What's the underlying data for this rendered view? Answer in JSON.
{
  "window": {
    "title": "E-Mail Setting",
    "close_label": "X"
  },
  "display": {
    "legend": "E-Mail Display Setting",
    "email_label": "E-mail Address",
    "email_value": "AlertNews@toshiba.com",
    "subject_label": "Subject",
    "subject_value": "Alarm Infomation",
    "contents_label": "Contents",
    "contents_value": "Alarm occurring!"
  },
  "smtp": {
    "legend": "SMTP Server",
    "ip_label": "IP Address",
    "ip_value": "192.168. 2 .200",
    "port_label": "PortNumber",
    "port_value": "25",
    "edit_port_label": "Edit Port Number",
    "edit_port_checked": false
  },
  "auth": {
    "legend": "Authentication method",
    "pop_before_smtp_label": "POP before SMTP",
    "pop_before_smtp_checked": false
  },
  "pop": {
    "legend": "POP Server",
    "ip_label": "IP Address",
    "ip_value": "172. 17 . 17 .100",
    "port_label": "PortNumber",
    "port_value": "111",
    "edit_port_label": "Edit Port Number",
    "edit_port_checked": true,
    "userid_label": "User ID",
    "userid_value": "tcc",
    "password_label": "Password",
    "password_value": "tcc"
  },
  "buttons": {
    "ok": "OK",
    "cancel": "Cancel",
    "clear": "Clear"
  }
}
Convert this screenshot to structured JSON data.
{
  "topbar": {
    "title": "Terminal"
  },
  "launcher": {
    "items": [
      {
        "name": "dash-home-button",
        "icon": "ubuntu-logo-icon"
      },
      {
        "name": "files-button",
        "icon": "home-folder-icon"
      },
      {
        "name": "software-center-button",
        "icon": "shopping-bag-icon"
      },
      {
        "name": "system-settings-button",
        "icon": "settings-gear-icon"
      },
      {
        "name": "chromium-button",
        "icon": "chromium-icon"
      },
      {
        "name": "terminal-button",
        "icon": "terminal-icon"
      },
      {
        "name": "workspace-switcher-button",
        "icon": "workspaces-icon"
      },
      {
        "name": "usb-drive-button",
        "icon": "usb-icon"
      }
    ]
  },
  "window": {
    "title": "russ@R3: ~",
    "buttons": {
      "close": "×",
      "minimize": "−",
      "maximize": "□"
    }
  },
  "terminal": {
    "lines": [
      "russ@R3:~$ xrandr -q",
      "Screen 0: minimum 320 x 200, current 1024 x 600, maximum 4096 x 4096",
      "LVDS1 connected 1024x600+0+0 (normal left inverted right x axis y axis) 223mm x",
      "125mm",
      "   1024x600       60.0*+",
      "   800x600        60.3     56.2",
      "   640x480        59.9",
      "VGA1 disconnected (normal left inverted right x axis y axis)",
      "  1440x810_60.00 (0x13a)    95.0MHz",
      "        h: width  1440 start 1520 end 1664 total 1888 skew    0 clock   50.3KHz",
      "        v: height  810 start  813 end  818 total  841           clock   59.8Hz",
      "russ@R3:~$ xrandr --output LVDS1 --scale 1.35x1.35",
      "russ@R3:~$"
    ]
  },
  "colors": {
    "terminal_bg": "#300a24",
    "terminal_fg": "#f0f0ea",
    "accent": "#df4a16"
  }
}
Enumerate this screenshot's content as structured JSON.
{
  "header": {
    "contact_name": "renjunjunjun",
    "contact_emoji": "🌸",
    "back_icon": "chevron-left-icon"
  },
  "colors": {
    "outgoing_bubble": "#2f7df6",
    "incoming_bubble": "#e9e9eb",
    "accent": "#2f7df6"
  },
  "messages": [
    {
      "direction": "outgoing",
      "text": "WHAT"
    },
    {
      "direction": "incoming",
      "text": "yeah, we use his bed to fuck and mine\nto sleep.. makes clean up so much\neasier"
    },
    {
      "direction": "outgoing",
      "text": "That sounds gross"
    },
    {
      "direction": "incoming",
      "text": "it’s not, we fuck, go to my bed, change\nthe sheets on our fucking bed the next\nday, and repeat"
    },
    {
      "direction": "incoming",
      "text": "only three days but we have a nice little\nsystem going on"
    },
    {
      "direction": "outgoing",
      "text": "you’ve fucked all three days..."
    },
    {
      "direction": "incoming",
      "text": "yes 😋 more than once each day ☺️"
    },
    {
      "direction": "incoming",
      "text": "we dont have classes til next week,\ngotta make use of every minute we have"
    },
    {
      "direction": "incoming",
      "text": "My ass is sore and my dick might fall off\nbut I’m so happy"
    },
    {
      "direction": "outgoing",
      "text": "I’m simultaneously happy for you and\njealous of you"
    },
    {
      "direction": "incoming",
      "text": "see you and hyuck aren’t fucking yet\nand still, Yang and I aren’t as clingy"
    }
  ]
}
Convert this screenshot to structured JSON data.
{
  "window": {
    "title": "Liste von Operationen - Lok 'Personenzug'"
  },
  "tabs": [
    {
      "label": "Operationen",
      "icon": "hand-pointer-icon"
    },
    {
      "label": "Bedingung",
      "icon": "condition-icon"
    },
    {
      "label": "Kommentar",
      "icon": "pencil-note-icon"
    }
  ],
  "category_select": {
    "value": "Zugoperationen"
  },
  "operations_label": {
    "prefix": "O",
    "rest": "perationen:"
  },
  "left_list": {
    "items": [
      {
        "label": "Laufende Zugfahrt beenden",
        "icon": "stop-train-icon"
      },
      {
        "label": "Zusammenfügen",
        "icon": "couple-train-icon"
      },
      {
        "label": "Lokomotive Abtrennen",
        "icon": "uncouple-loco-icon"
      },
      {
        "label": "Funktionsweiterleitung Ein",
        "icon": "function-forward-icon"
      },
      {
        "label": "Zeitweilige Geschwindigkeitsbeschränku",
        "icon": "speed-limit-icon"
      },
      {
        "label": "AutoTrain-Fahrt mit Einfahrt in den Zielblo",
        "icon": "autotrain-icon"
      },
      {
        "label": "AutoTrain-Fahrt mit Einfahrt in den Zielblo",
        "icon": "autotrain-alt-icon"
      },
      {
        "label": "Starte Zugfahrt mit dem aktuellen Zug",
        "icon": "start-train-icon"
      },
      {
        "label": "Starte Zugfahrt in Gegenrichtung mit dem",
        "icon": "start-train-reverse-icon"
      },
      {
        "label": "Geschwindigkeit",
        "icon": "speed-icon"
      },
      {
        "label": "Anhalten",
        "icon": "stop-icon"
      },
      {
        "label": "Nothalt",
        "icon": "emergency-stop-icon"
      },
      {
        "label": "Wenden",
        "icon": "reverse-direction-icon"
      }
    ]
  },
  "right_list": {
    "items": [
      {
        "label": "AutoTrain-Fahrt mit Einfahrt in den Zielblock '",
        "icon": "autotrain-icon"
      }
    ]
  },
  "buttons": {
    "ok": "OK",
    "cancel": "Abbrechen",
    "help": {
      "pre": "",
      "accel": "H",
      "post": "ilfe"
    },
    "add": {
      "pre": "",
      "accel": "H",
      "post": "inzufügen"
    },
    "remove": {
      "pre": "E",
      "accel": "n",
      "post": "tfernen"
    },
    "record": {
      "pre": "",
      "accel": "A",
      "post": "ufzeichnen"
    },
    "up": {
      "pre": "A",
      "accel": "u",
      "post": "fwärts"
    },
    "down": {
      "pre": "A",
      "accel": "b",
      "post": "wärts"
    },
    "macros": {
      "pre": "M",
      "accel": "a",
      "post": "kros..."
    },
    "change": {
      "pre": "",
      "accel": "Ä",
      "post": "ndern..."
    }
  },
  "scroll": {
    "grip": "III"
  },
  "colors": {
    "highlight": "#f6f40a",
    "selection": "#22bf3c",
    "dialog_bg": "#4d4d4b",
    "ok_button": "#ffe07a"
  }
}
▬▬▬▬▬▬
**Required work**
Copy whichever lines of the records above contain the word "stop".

**Solution**
        "icon": "stop-train-icon"
        "icon": "stop-icon"
        "icon": "emergency-stop-icon"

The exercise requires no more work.